Our reasonable settlement proposal to the Spokesman Review included a request for damages and injunctive relief, such as training for staff on relevant disability issues. Unfortunately, although requested, we have never received a specific counter-proposal from the company. We believe that, among other things, training is required to remedy the discrimination which has occurred. We are particularly troubled by the hostile attitudes displayed toward Ms. Stugelmeyer in this case. For example, counsel made the remark that Ms. Stugelmeyer "seems to be the only one" who does not believe she is disabled.

We regret the Spokesman Review's purported dissatisfaction with our handling of the charge to date. While the company may disagree with our assessment of the case and is free to present its own arguments during litigation, it is clear that our actions in processing Ms. Stugelmeyer's charge to date have been proper and consistent with the relevant evidence and our statutory mandate. It is not uncommon for the parties to a charge of employment discrimination to assert strong views that their versions of the facts support their respective positions. Still, notwithstanding their views and any pressure they seek to apply, our final determinations must comport with our own independent interpretations of the evidence and the laws we enforce. We firmly believe that the Spokesman Review has subjected Ms. Stugelmeyer to egregious, unlawful discrimination based on her disability, and we expect to prevail in the litigation we have initiated. We also know that Ms. Stugelmeyer is entitled to present her own case in court and to be represented by a pro bono attorney, to the extent she seeks further relief for which we cannot provide representation.

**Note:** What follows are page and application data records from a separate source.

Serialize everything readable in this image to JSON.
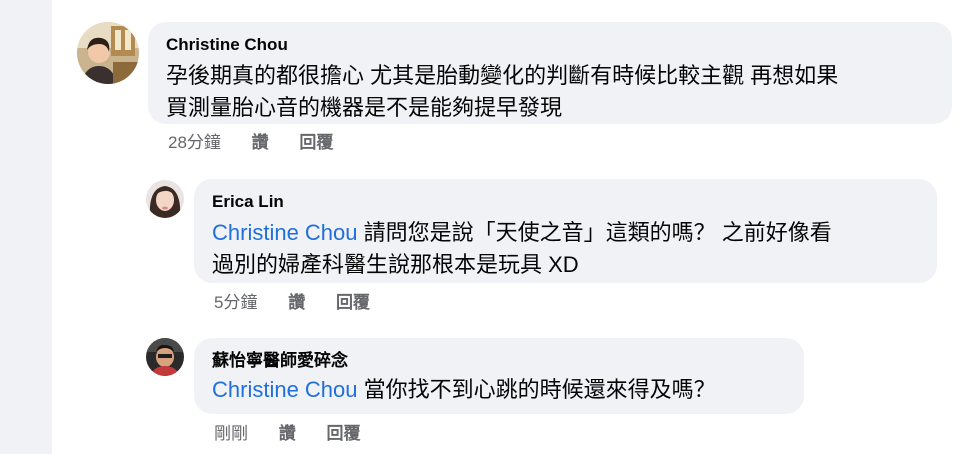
{
  "comments": [
    {
      "author": "Christine Chou",
      "text": "孕後期真的都很擔心 尤其是胎動變化的判斷有時候比較主觀 再想如果買測量胎心音的機器是不是能夠提早發現",
      "line1": "孕後期真的都很擔心 尤其是胎動變化的判斷有時候比較主觀 再想如果",
      "line2": "買測量胎心音的機器是不是能夠提早發現",
      "time": "28分鐘",
      "like": "讚",
      "reply": "回覆"
    },
    {
      "author": "Erica Lin",
      "mention": "Christine Chou",
      "line1": " 請問您是說「天使之音」這類的嗎？ 之前好像看",
      "line2": "過別的婦產科醫生說那根本是玩具 XD",
      "time": "5分鐘",
      "like": "讚",
      "reply": "回覆"
    },
    {
      "author": "蘇怡寧醫師愛碎念",
      "mention": "Christine Chou",
      "line1": " 當你找不到心跳的時候還來得及嗎？",
      "time": "剛剛",
      "like": "讚",
      "reply": "回覆"
    }
  ]
}
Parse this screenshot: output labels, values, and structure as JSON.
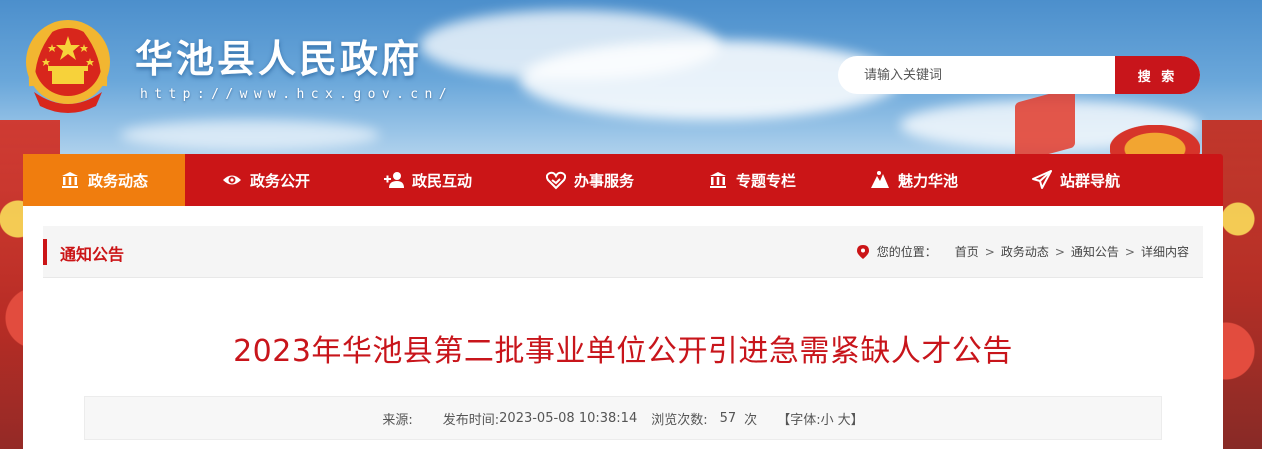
{
  "header": {
    "site_title": "华池县人民政府",
    "site_url": "http://www.hcx.gov.cn/",
    "emblem_icon": "national-emblem-icon"
  },
  "search": {
    "placeholder": "请输入关键词",
    "button_label": "搜 索"
  },
  "nav": {
    "items": [
      {
        "label": "政务动态",
        "icon": "building-icon"
      },
      {
        "label": "政务公开",
        "icon": "eye-icon"
      },
      {
        "label": "政民互动",
        "icon": "add-user-icon"
      },
      {
        "label": "办事服务",
        "icon": "handshake-heart-icon"
      },
      {
        "label": "专题专栏",
        "icon": "building-icon"
      },
      {
        "label": "魅力华池",
        "icon": "mountain-icon"
      },
      {
        "label": "站群导航",
        "icon": "send-icon"
      }
    ],
    "active_index": 0
  },
  "section": {
    "title": "通知公告",
    "location_label": "您的位置：",
    "breadcrumb": [
      "首页",
      "政务动态",
      "通知公告",
      "详细内容"
    ]
  },
  "article": {
    "title": "2023年华池县第二批事业单位公开引进急需紧缺人才公告",
    "source_label": "来源:",
    "source_value": "",
    "publish_label": "发布时间:",
    "publish_time": "2023-05-08 10:38:14",
    "views_label": "浏览次数:",
    "views_count": "57",
    "views_unit": "次",
    "font_label": "【字体:",
    "font_small": "小",
    "font_large": "大】"
  },
  "colors": {
    "primary_red": "#cb1517",
    "active_orange": "#f07d0e",
    "title_red": "#c8151b"
  }
}
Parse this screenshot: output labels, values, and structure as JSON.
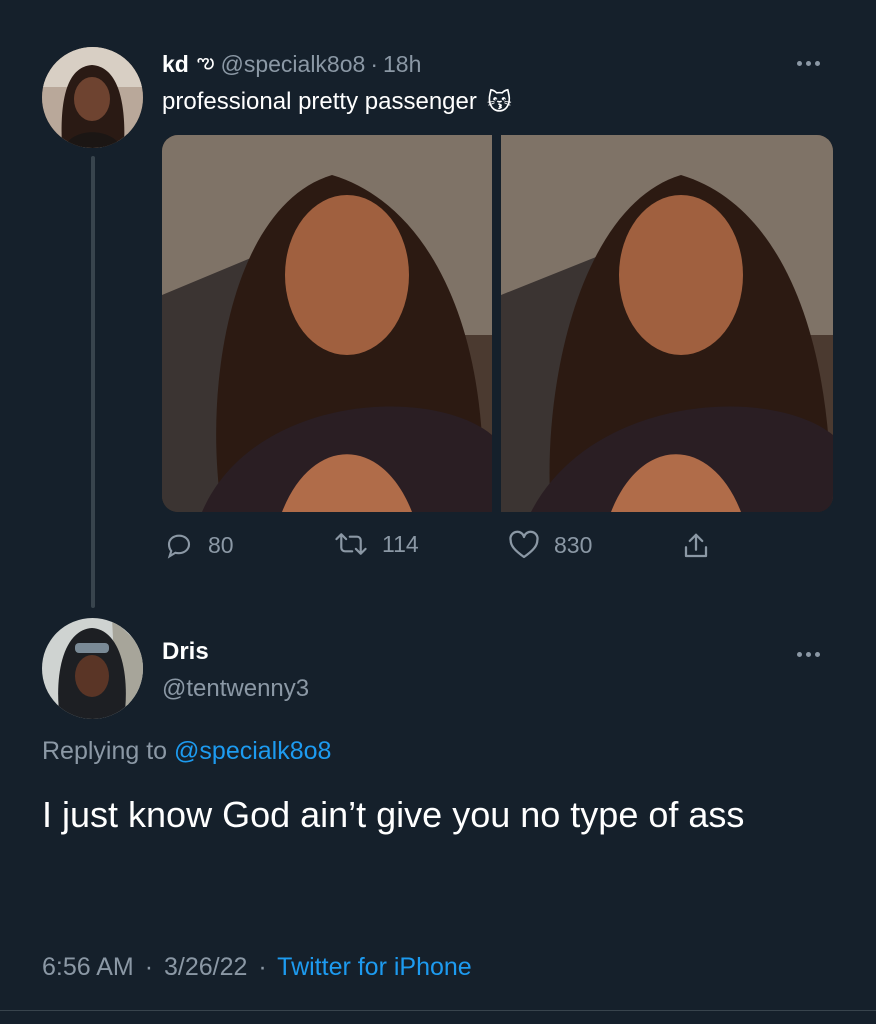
{
  "original_tweet": {
    "display_name": "kd",
    "name_symbol": "ఌ",
    "handle": "@specialk8o8",
    "separator": "·",
    "time": "18h",
    "text": "professional pretty passenger",
    "emoji": "😽",
    "stats": {
      "replies": "80",
      "retweets": "114",
      "likes": "830"
    }
  },
  "reply_tweet": {
    "display_name": "Dris",
    "handle": "@tentwenny3",
    "replying_to_prefix": "Replying to",
    "replying_to_handle": "@specialk8o8",
    "text": "I just know God ain’t give you no type of ass",
    "time": "6:56 AM",
    "separator": "·",
    "date": "3/26/22",
    "source": "Twitter for iPhone"
  },
  "colors": {
    "background": "#15202b",
    "muted": "#8b98a5",
    "accent": "#1d9bf0"
  },
  "icons": [
    "more-icon",
    "reply-icon",
    "retweet-icon",
    "like-icon",
    "share-icon"
  ]
}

Thank you for your expression of interest in the case. We hope this information is helpful to you.


Jeanette M. Leino, District Director
U.S. Equal Employment Opportunity Commission

That's what the EEOC wrote, and one could hardly ask for a clearer response to a Senate enquiry. The final piece of correspondence in this series is my letter to Senator Gorton. Here it is:

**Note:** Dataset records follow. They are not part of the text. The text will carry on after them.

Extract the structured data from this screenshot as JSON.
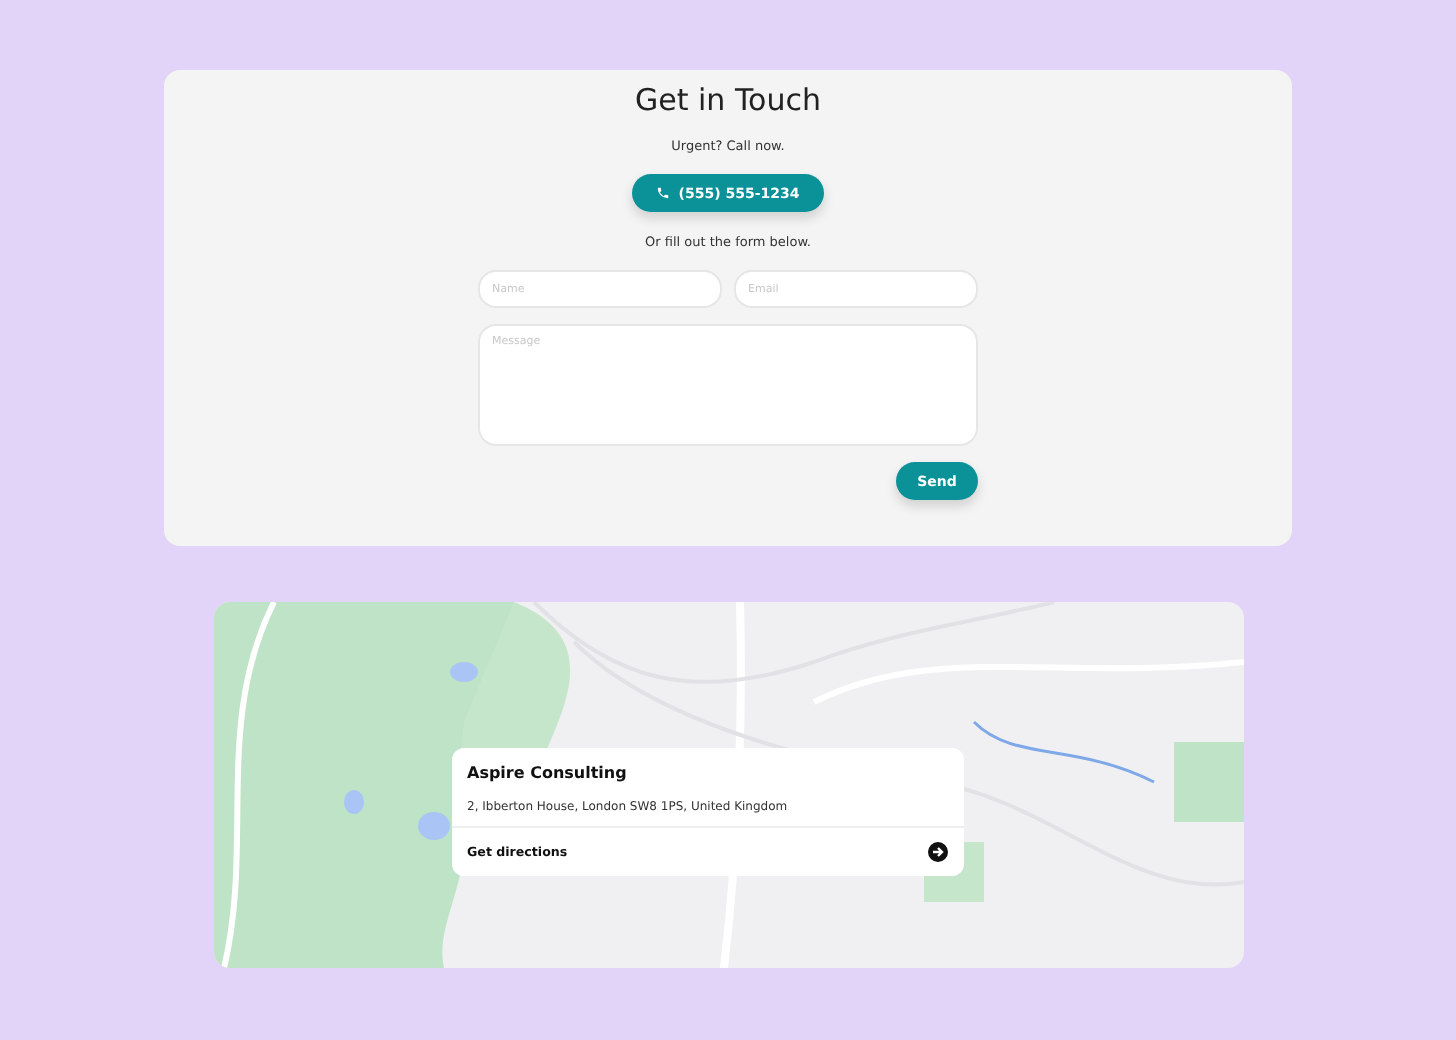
{
  "contact": {
    "title": "Get in Touch",
    "urgent_text": "Urgent? Call now.",
    "phone_button": "(555) 555-1234",
    "or_text": "Or fill out the form below.",
    "fields": [
      {
        "placeholder": "Name"
      },
      {
        "placeholder": "Email"
      }
    ],
    "message": {
      "placeholder": "Message"
    },
    "send_button": "Send"
  },
  "map": {
    "kind": "picture",
    "place": {
      "name": "Aspire Consulting",
      "address": "2, Ibberton House, London SW8 1PS, United Kingdom",
      "directions_link": "Get directions"
    }
  }
}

March 9, 1999

The Honorable Slade Gorton
United States Senator
Spokane, Washington

Dear Senator Gorton:

I have received an exchange of correspondence regarding the Monica Stugelmeyer case, consisting of a letter from Mr. Duane Swinton of the law firm Witherspoon, Kelley, Davenport and Toole addressed to your office; a transmittal letter from your office to the Equal Employment Opportunity Commission (EEOC); and a response from the EEOC to you (copies enclosed). Mr. Swinton offers the National Federation of the Blind quite a compliment. In his letter dated January 18, 1999, he says that the National Federation of the Blind has the power to determine what cases the EEOC will pursue. Although I serve as the President of the Federation, I was unaware that the organization was in a position to decide for the EEOC what it would do. Mr. Swinton apparently believes that the only way to defeat the Federation in its support of the claim brought by Monica Stugelmeyer is to seek intervention from a prominent member of the Senate.

I met Monica Stugelmeyer in the 1980's. She is not a radical, militant hell-raiser. She is a blind woman trying to get along in life. She joined the National Federation of the Blind so that she could share experiences with other blind people and learn what she could. She is part of the American workforce that helps to make this country what it is. All she asks is an equal opportunity to earn her daily bread. We in the National Federation of the Blind are trying to help her get it.

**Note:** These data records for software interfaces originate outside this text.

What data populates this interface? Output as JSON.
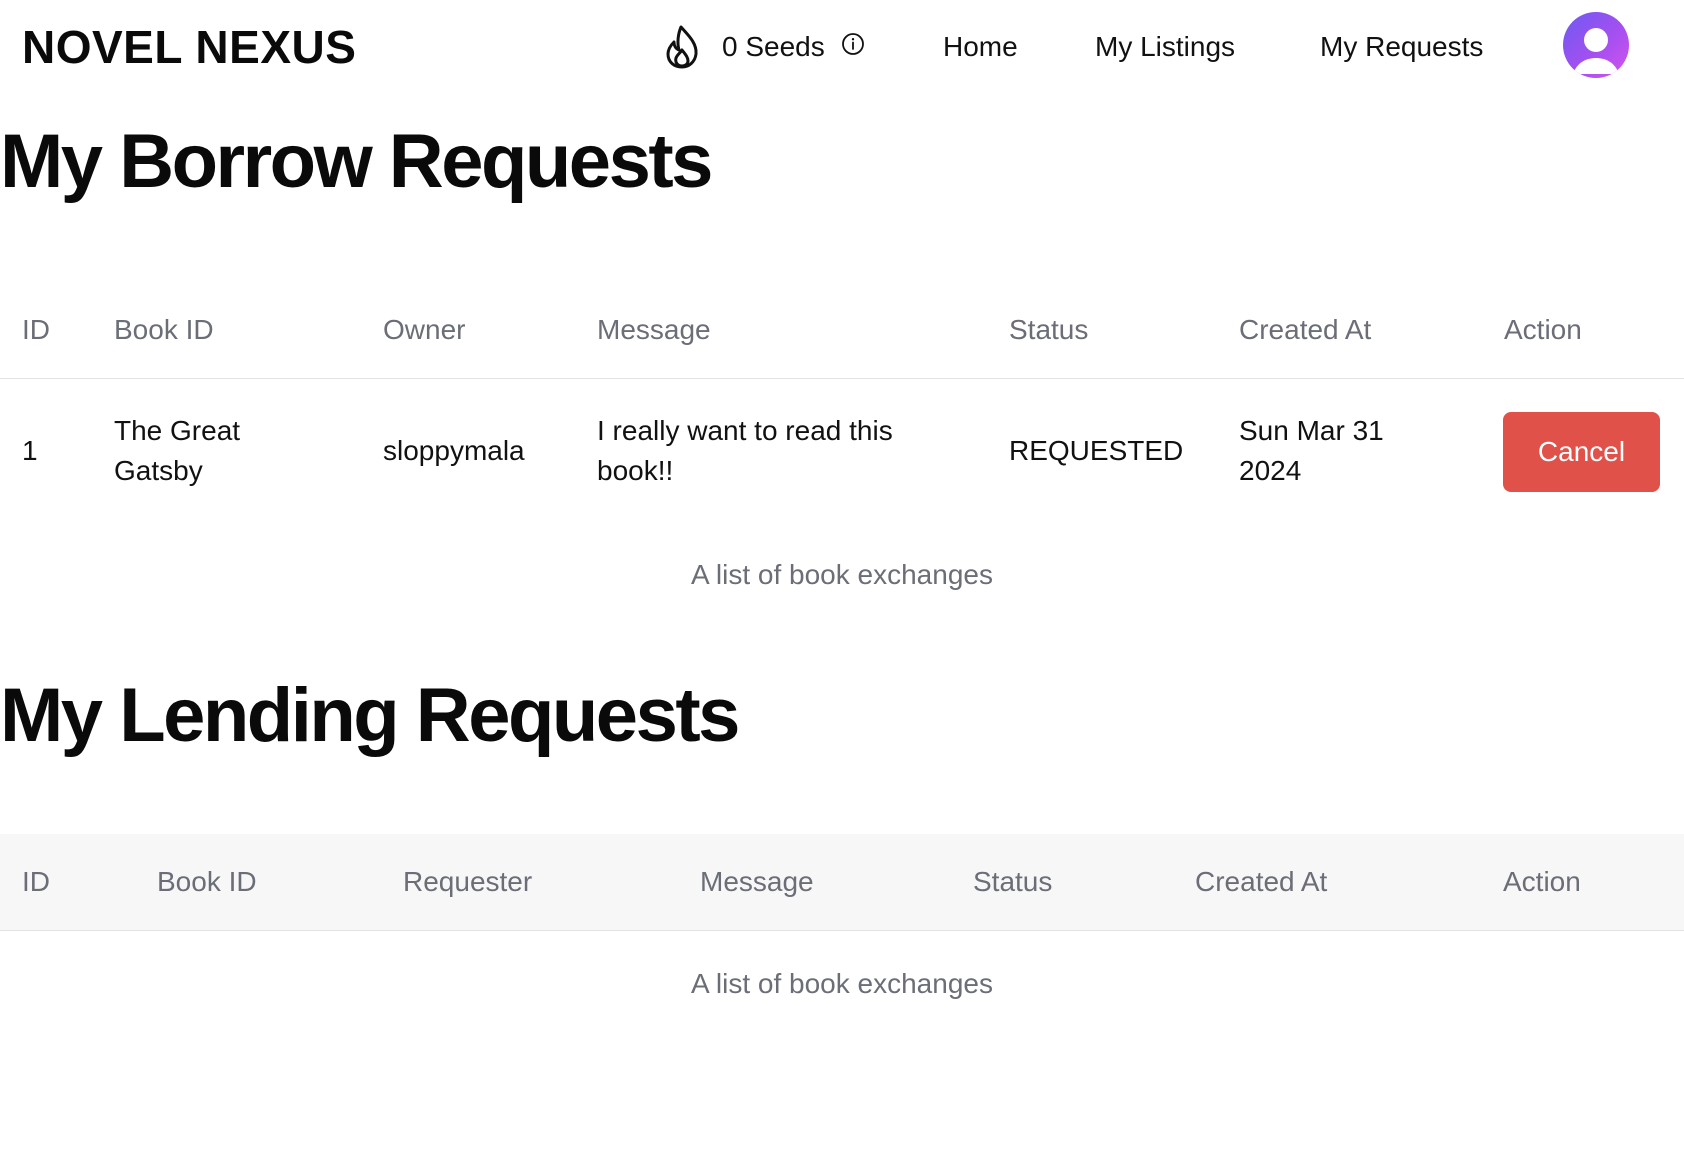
{
  "navbar": {
    "brand": "NOVEL NEXUS",
    "seeds_text": "0 Seeds",
    "links": {
      "home": "Home",
      "my_listings": "My Listings",
      "my_requests": "My Requests"
    }
  },
  "borrow": {
    "title": "My Borrow Requests",
    "columns": {
      "id": "ID",
      "book_id": "Book ID",
      "owner": "Owner",
      "message": "Message",
      "status": "Status",
      "created_at": "Created At",
      "action": "Action"
    },
    "rows": [
      {
        "id": "1",
        "book_line1": "The Great",
        "book_line2": "Gatsby",
        "owner": "sloppymala",
        "message_line1": "I really want to read this",
        "message_line2": "book!!",
        "status": "REQUESTED",
        "created_line1": "Sun Mar 31",
        "created_line2": "2024",
        "action_label": "Cancel"
      }
    ],
    "caption": "A list of book exchanges"
  },
  "lending": {
    "title": "My Lending Requests",
    "columns": {
      "id": "ID",
      "book_id": "Book ID",
      "requester": "Requester",
      "message": "Message",
      "status": "Status",
      "created_at": "Created At",
      "action": "Action"
    },
    "caption": "A list of book exchanges"
  },
  "icons": {
    "seeds": "flame-icon",
    "seeds_info": "info-icon",
    "profile": "user-avatar-icon"
  },
  "colors": {
    "cancel_button": "#e0514a",
    "avatar_gradient_start": "#6d5bf2",
    "avatar_gradient_end": "#d455ee",
    "muted_text": "#6b6e76"
  }
}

I do object to the characterization in Mr. Swinton's letter of the National Federation of the Blind. He says we have an axe to grind against employers. Apparently Mr. Swinton doesn't know of the decades of work we have done to find competent blind employees who are prepared to serve employers in every aspect of the business community. I could think of names for the carelessness demonstrated in Mr. Swinton's letter, but I will refrain from the name-calling he has used in his letter.

Senator Gorton, we in the National Federation of the Blind have great respect for you. Consequently, if you want further information about the activities of the Federation, we would be only too happy to supply it.


Marc Maurer, President